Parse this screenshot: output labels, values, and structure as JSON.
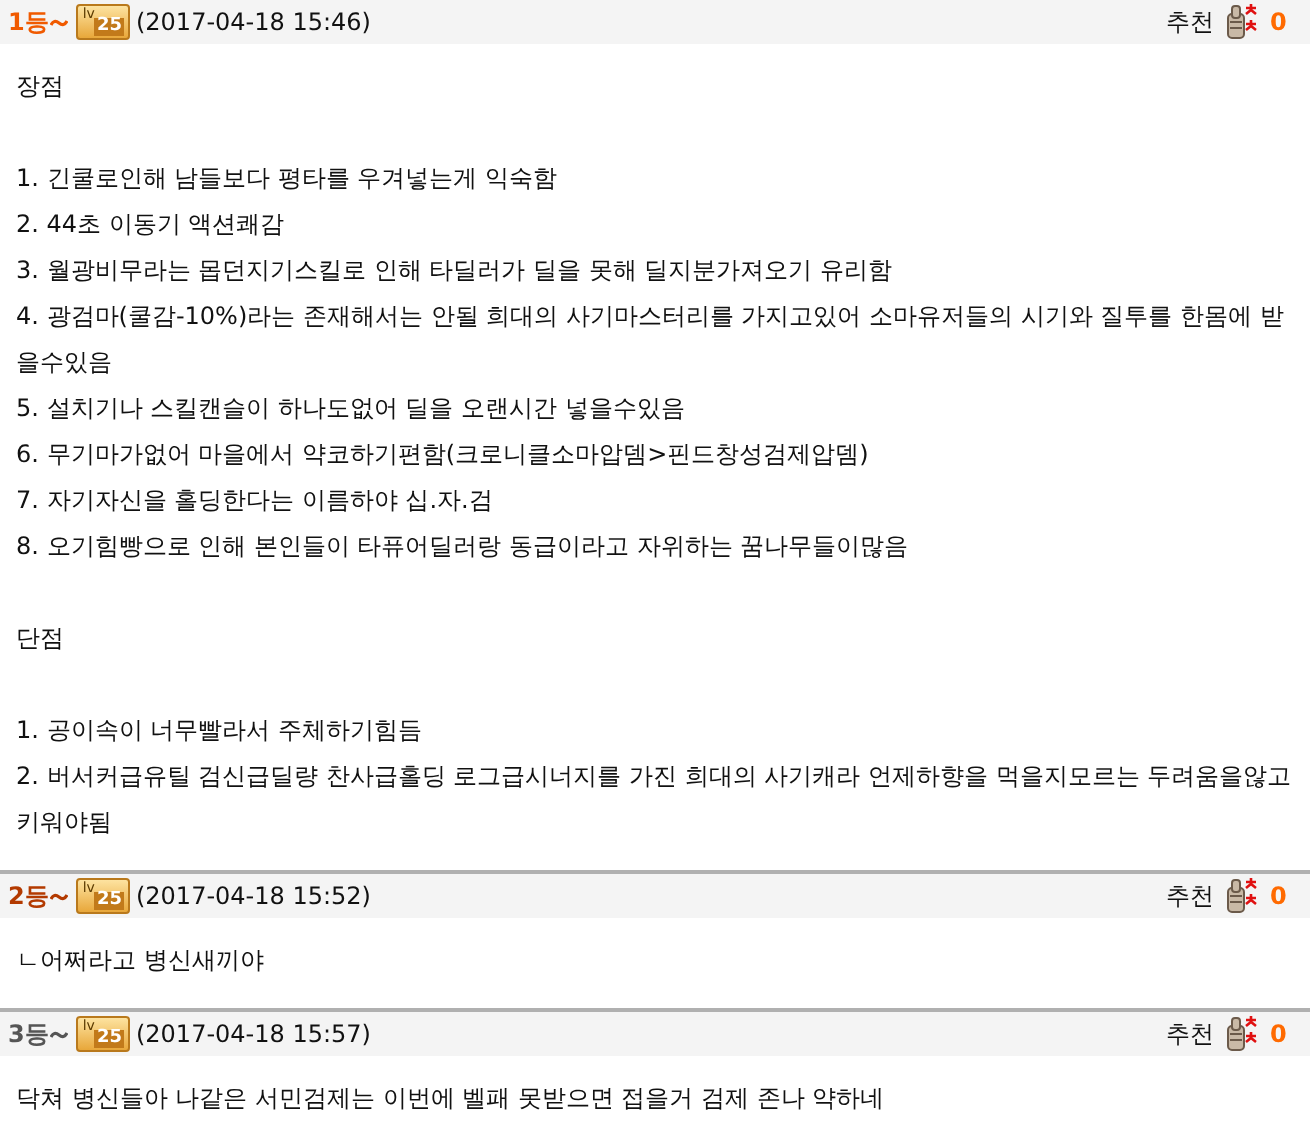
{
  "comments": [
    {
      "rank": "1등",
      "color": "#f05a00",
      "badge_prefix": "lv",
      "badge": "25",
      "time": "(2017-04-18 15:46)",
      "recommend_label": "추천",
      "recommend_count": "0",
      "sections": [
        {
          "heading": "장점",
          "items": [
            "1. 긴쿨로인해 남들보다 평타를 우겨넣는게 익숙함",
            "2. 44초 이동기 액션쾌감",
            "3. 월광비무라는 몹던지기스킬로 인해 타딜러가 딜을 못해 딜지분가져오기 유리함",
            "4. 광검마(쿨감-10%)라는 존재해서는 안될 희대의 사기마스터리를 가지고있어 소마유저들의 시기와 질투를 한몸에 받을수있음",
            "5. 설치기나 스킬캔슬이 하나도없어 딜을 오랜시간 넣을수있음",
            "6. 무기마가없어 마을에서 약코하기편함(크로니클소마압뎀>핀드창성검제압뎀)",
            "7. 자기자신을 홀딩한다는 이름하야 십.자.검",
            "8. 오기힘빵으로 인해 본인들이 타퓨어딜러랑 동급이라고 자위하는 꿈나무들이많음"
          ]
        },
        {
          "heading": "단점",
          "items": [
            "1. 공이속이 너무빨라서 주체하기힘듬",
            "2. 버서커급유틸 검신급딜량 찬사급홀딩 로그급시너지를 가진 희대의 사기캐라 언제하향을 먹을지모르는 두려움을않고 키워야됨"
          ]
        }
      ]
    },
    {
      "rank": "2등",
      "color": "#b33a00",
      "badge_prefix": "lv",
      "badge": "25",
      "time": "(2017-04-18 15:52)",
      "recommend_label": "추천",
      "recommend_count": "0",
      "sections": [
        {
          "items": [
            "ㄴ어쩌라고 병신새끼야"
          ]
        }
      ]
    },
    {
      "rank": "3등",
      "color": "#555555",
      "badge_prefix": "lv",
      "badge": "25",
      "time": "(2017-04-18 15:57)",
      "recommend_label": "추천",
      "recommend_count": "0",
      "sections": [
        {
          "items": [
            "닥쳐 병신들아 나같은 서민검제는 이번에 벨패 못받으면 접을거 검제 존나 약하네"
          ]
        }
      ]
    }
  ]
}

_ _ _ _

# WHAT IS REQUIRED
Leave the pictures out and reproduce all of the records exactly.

# WRITTEN ANSWER
Parse this screenshot: output labels, values, and structure as JSON.
{
  "comments": [
    {
      "rank": "1등",
      "color": "#f05a00",
      "badge_prefix": "lv",
      "badge": "25",
      "time": "(2017-04-18 15:46)",
      "recommend_label": "추천",
      "recommend_count": "0",
      "sections": [
        {
          "heading": "장점",
          "items": [
            "1. 긴쿨로인해 남들보다 평타를 우겨넣는게 익숙함",
            "2. 44초 이동기 액션쾌감",
            "3. 월광비무라는 몹던지기스킬로 인해 타딜러가 딜을 못해 딜지분가져오기 유리함",
            "4. 광검마(쿨감-10%)라는 존재해서는 안될 희대의 사기마스터리를 가지고있어 소마유저들의 시기와 질투를 한몸에 받을수있음",
            "5. 설치기나 스킬캔슬이 하나도없어 딜을 오랜시간 넣을수있음",
            "6. 무기마가없어 마을에서 약코하기편함(크로니클소마압뎀>핀드창성검제압뎀)",
            "7. 자기자신을 홀딩한다는 이름하야 십.자.검",
            "8. 오기힘빵으로 인해 본인들이 타퓨어딜러랑 동급이라고 자위하는 꿈나무들이많음"
          ]
        },
        {
          "heading": "단점",
          "items": [
            "1. 공이속이 너무빨라서 주체하기힘듬",
            "2. 버서커급유틸 검신급딜량 찬사급홀딩 로그급시너지를 가진 희대의 사기캐라 언제하향을 먹을지모르는 두려움을않고 키워야됨"
          ]
        }
      ]
    },
    {
      "rank": "2등",
      "color": "#b33a00",
      "badge_prefix": "lv",
      "badge": "25",
      "time": "(2017-04-18 15:52)",
      "recommend_label": "추천",
      "recommend_count": "0",
      "sections": [
        {
          "items": [
            "ㄴ어쩌라고 병신새끼야"
          ]
        }
      ]
    },
    {
      "rank": "3등",
      "color": "#555555",
      "badge_prefix": "lv",
      "badge": "25",
      "time": "(2017-04-18 15:57)",
      "recommend_label": "추천",
      "recommend_count": "0",
      "sections": [
        {
          "items": [
            "닥쳐 병신들아 나같은 서민검제는 이번에 벨패 못받으면 접을거 검제 존나 약하네"
          ]
        }
      ]
    }
  ]
}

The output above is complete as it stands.